AIM OF THE TASK ▸ Your task is to copy each line of the material that holds the word "true".

=-=-=

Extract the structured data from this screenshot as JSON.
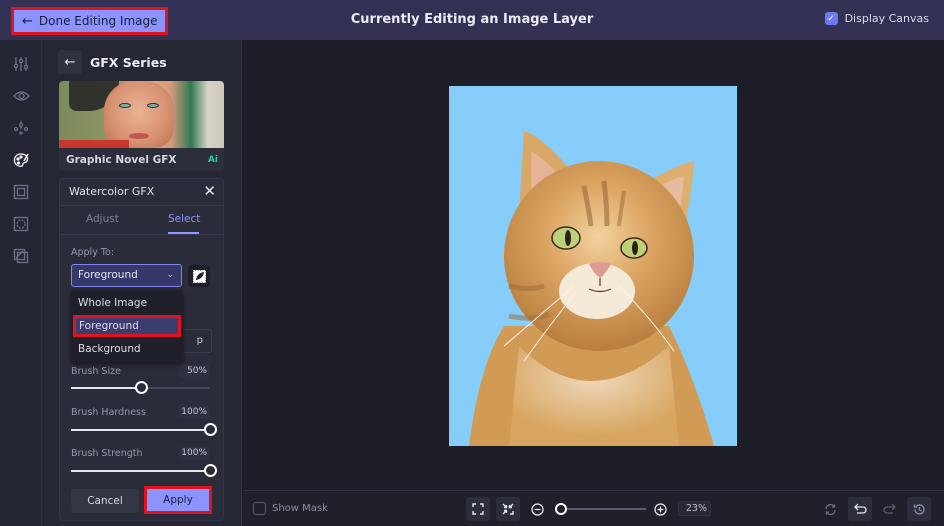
{
  "topbar": {
    "done_label": "Done Editing Image",
    "title": "Currently Editing an Image Layer",
    "display_canvas_label": "Display Canvas",
    "display_canvas_checked": true
  },
  "iconbar": {
    "items": [
      {
        "icon": "sliders-icon",
        "active": false
      },
      {
        "icon": "eye-icon",
        "active": false
      },
      {
        "icon": "sparkles-icon",
        "active": false
      },
      {
        "icon": "palette-icon",
        "active": true
      },
      {
        "icon": "frame-icon",
        "active": false
      },
      {
        "icon": "border-icon",
        "active": false
      },
      {
        "icon": "layers-icon",
        "active": false
      }
    ]
  },
  "panel": {
    "series_title": "GFX Series",
    "card": {
      "label": "Graphic Novel GFX",
      "badge": "Ai"
    },
    "effect": {
      "title": "Watercolor GFX",
      "tabs": [
        {
          "label": "Adjust",
          "active": false
        },
        {
          "label": "Select",
          "active": true
        }
      ],
      "apply_to_label": "Apply To:",
      "apply_to_value": "Foreground",
      "dropdown_options": [
        "Whole Image",
        "Foreground",
        "Background"
      ],
      "dropdown_selected": "Foreground",
      "hidden_button_fragment": "p",
      "sliders": [
        {
          "label": "Brush Size",
          "value_label": "50%",
          "value": 50
        },
        {
          "label": "Brush Hardness",
          "value_label": "100%",
          "value": 100
        },
        {
          "label": "Brush Strength",
          "value_label": "100%",
          "value": 100
        }
      ],
      "cancel_label": "Cancel",
      "apply_label": "Apply"
    }
  },
  "bottombar": {
    "show_mask_label": "Show Mask",
    "show_mask_checked": false,
    "zoom_label": "23%",
    "zoom_value": 23
  },
  "colors": {
    "accent": "#8b93ff",
    "highlight_outline": "#e0141e",
    "canvas_bg": "#86cdf9",
    "ai_badge": "#2fc6a6"
  }
}
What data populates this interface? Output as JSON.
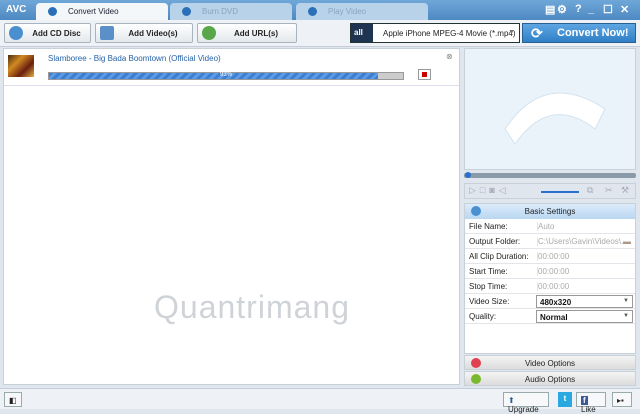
{
  "app": {
    "logo": "AVC",
    "watermark": "Quantrimang"
  },
  "tabs": [
    {
      "label": "Convert Video",
      "active": true
    },
    {
      "label": "Burn DVD"
    },
    {
      "label": "Play Video"
    }
  ],
  "window_buttons": {
    "help": "?",
    "minimize": "_",
    "maximize": "☐",
    "close": "✕"
  },
  "toolbar": {
    "add_cd": "Add CD Disc",
    "add_video": "Add Video(s)",
    "add_url": "Add URL(s)",
    "format": "Apple iPhone MPEG-4 Movie (*.mp4)",
    "format_icon_text": "all",
    "convert": "Convert Now!"
  },
  "list": {
    "items": [
      {
        "title": "Slamboree - Big Bada Boomtown (Official Video)",
        "progress_label": "93%",
        "progress": 93
      }
    ]
  },
  "settings": {
    "header": "Basic Settings",
    "rows": [
      {
        "label": "File Name:",
        "value": "Auto"
      },
      {
        "label": "Output Folder:",
        "value": "C:\\Users\\Gavin\\Videos\\..."
      },
      {
        "label": "All Clip Duration:",
        "value": "00:00:00"
      },
      {
        "label": "Start Time:",
        "value": "00:00:00"
      },
      {
        "label": "Stop Time:",
        "value": "00:00:00"
      },
      {
        "label": "Video Size:",
        "value": "480x320"
      },
      {
        "label": "Quality:",
        "value": "Normal"
      }
    ],
    "video_options": "Video Options",
    "audio_options": "Audio Options"
  },
  "bottom": {
    "upgrade": "Upgrade",
    "twitter": "t",
    "like": "Like",
    "facebook": "f"
  },
  "colors": {
    "accent": "#2f7fc6",
    "titlebar": "#5b97cc"
  }
}
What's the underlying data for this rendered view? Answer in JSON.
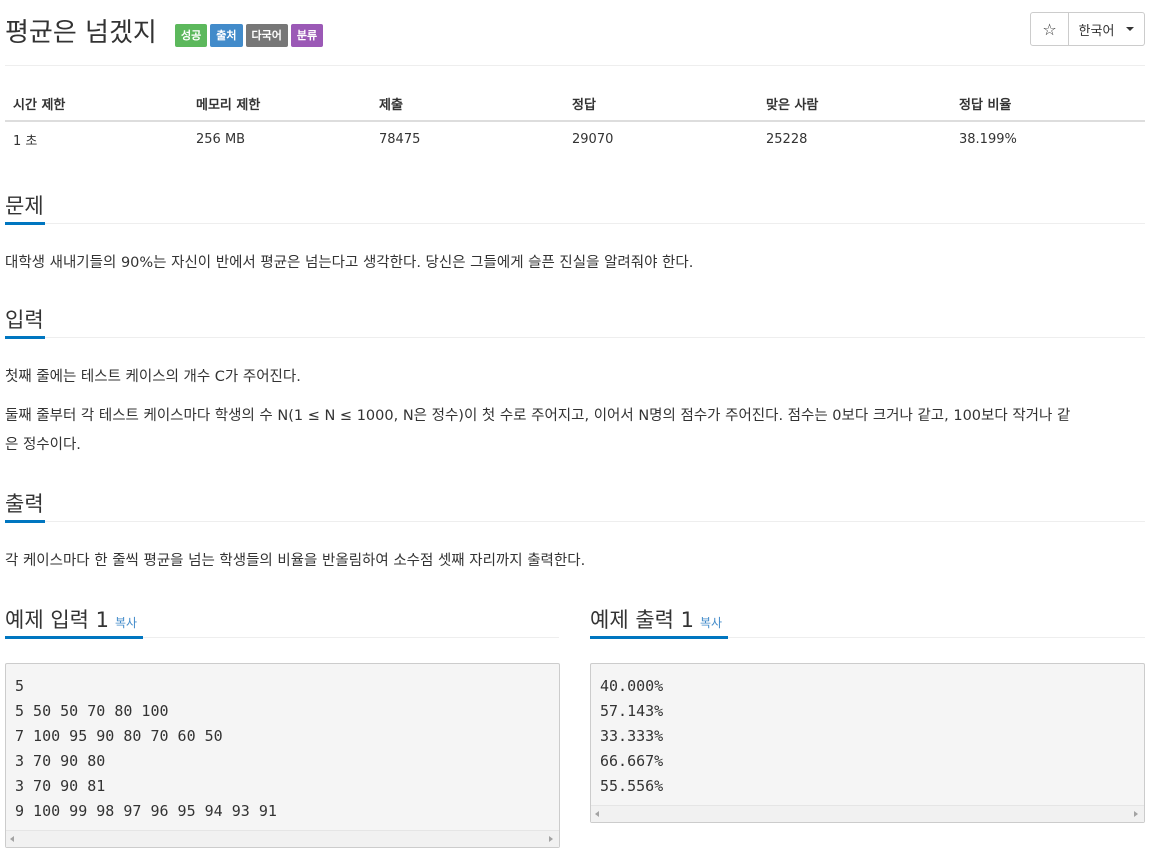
{
  "header": {
    "title": "평균은 넘겠지",
    "labels": [
      "성공",
      "출처",
      "다국어",
      "분류"
    ],
    "star_icon": "☆",
    "language": "한국어"
  },
  "info_table": {
    "headers": [
      "시간 제한",
      "메모리 제한",
      "제출",
      "정답",
      "맞은 사람",
      "정답 비율"
    ],
    "values": [
      "1 초",
      "256 MB",
      "78475",
      "29070",
      "25228",
      "38.199%"
    ]
  },
  "problem": {
    "title": "문제",
    "text": "대학생 새내기들의 90%는 자신이 반에서 평균은 넘는다고 생각한다. 당신은 그들에게 슬픈 진실을 알려줘야 한다."
  },
  "input": {
    "title": "입력",
    "line1": "첫째 줄에는 테스트 케이스의 개수 C가 주어진다.",
    "line2a": "둘째 줄부터 각 테스트 케이스마다 학생의 수 N(1 ≤ N ≤ 1000, N은 정수)이 첫 수로 주어지고, 이어서 N명의 점수가 주어진다. 점수는 0보다 크거나 같고, 100보다 작거나 같",
    "line2b": "은 정수이다."
  },
  "output": {
    "title": "출력",
    "text": "각 케이스마다 한 줄씩 평균을 넘는 학생들의 비율을 반올림하여 소수점 셋째 자리까지 출력한다."
  },
  "sample_input": {
    "title": "예제 입력 1",
    "copy": "복사",
    "lines": [
      "5",
      "5 50 50 70 80 100",
      "7 100 95 90 80 70 60 50",
      "3 70 90 80",
      "3 70 90 81",
      "9 100 99 98 97 96 95 94 93 91"
    ]
  },
  "sample_output": {
    "title": "예제 출력 1",
    "copy": "복사",
    "lines": [
      "40.000%",
      "57.143%",
      "33.333%",
      "66.667%",
      "55.556%"
    ]
  },
  "colors": {
    "label_success": "#5cb85c",
    "label_primary": "#428bca",
    "label_default": "#777777",
    "label_purple": "#9b59b6",
    "accent": "#0076c0"
  }
}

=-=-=

OUTPUT ▸
    "display_canvas_checked": true
        "active": true
          "active": true
      "active": true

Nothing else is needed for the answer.